++++ Data for analysis ++++

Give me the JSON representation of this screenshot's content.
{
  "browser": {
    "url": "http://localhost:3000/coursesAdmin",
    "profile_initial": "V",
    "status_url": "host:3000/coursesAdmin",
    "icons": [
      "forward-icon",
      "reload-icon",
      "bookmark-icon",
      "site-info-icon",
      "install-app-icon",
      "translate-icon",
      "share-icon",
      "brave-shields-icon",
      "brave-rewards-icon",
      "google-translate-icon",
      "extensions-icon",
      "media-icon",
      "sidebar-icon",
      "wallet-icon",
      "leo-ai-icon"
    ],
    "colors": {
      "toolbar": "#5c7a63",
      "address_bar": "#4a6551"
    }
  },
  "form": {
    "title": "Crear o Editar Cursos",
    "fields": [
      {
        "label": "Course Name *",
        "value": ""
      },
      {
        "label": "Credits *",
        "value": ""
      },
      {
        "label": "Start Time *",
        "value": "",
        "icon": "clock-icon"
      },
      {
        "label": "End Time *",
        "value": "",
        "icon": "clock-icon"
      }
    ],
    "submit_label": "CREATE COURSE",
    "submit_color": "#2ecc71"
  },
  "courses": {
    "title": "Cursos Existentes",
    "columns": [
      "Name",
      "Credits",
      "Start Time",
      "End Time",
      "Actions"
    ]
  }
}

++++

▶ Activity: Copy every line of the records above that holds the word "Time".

▶ Task output:
        "label": "Start Time *",
        "label": "End Time *",
      "Start Time",
      "End Time",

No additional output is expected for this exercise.